Sustainable replacements for Styrofoam packaging
Eco-friendly materials capable of replacing polystyrene foam
Sustainable replacements for Styrofoam packaging – Polystyrene foam, better known as Styrofoam, has provided a cheap, lightweight, and easy-to-produce resource for a variety of industries since its rise in popularity in the 1940s. But over time, polystyrene (EPS) slowly made its way to landfills and into our oceans, polluting our environment with toxic, non-biodegradable waste. Now, companies turn to alternative resources to replace their polystyrene packaging and improve their impact on the environment.
Problems with Polystyrene
The ecological issues with polystyrene are wide-ranging. It’s made with styrene, a recognized carcinogen, which presents human safety and health concerns. Also, it’s nearly impossible to get rid of. In fact, many communities do not have facilities capable of recycling polystyrene.
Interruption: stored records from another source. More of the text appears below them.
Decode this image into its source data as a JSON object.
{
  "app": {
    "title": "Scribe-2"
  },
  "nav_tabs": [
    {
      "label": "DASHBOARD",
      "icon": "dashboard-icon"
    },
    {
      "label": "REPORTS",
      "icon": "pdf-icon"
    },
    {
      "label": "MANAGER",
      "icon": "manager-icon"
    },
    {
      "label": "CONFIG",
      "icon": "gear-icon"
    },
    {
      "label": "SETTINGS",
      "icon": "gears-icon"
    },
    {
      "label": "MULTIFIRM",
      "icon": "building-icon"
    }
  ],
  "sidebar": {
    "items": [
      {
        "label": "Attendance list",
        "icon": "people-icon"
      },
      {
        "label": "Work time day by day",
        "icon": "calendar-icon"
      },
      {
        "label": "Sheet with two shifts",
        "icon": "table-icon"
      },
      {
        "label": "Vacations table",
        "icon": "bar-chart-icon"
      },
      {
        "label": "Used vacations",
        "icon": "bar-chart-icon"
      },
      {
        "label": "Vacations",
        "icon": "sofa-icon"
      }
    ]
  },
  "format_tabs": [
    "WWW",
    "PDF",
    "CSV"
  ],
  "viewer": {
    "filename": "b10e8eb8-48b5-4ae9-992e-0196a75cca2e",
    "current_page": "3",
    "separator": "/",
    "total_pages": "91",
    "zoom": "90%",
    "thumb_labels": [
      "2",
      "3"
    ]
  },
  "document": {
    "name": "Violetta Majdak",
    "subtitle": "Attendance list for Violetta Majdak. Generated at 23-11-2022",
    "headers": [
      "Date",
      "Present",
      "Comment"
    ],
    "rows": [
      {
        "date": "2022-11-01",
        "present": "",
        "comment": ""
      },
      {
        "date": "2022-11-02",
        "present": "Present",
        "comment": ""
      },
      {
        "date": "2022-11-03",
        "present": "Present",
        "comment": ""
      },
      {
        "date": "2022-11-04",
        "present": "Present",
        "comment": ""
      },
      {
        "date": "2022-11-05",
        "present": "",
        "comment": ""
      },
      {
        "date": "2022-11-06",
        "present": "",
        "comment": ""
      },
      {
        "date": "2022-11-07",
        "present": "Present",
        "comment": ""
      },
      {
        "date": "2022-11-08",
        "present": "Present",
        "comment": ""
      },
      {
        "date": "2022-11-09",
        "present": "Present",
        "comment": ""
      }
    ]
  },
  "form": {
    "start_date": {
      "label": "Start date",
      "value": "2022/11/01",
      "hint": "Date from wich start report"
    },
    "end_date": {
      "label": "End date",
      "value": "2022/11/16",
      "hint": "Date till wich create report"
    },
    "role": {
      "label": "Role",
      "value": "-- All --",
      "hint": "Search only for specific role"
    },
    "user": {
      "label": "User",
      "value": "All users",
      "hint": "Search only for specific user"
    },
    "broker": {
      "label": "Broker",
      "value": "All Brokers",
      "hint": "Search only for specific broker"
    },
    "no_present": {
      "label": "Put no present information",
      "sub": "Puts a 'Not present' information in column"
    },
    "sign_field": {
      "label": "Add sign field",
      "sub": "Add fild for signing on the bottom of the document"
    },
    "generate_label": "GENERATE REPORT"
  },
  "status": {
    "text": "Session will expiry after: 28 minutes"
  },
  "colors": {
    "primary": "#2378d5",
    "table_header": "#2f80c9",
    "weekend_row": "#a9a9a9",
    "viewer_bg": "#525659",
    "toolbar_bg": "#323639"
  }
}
The reality of the situation is that vast amounts of polystyrene find its way into the environment every year. And it never breaks down, surviving for 500 years in landfills, where it absorbs dangerous chemicals and contaminates the soil around it.
New York City, Washington, D.C., Portland, Seattle, Los Angeles, and San Francisco have all passed legislation banning polystyrene. With EPS exposed as unsustainable and cities across the nation passing bans, companies scramble to find alternatives with similar properties to fulfill their supply chain needs. We wanted to showcase our list of eco-friendly alternatives to Styrofoam.
Paper presents a clear replacement option for foam packaging. It’s renewable and biodegradable, which immediately makes it a more environmentally friendly option compared with polystyrene. Paper packaging has a significantly higher rate of recycling than polystyrene foam. While EPS only manages 10-12% recycling rate, paper and corrugated material achieve a recycling rate of 78% on average.
Bamboo to the rescue
Bamboo presents a clear alternative to polystyrene in the packaging industry as well. Companies have used bamboo as a protective resource for millenia, but the sustainability movement recently pushed it to the forefront and inspired new technologies and techniques for using bamboo instead of EPS. Notably, Dell Computers turned to bamboo for its packaging solutions in 2009 and has not looked back since. Several eco-friendly fashion brands also utilize bamboo packaging for their products.
Bamboo is a perfect example of a natural replacement for protective packaging. Its strength and durability make it ideally suited to withstand the rigors of transit shipping. Plus, as the fastest growing plant in the world, bamboo is a renewable resource, in addition to being both biodegradable and recyclable.
Following bamboo on our list are mushroom-based packaging solutions. “Fungi packaging” is popular in large part thanks to IKEA’s shift away from using polystyrene for their packaging. Mushroom-based packaging utilizes mycelium, which creates strong fiber bonds as it grows and can be molded like foam. In contrast to EPS, mycelium packaging solutions are fully biodegradable and decompose in a backyard garden within a few weeks.
EPE offers sustainable replacements for styrofoam packaging
EPE offers sustainable packaging replacements to polystyrene that achieve higher performance at a lower environmental impact. Our packaging solutions utilize 100% curbside recyclable materials, such as polyethylene and polypropylene,, which both can be reused and easily recycled as class four (4) or class five (5) materials.
Our packaging solutions not only allow for reuse, which significantly improves your environmental footprint and sustainability of each package, but our innovative designs substantially reduce overall material, which reduces energy and removes unnecessary waste from entering our waste streams.
There are plenty of more sustainable options out there capable of replacing polystyrene packaging. Talk to one of our packaging experts today about how EPE can help you make the switch from EPS to better solutions.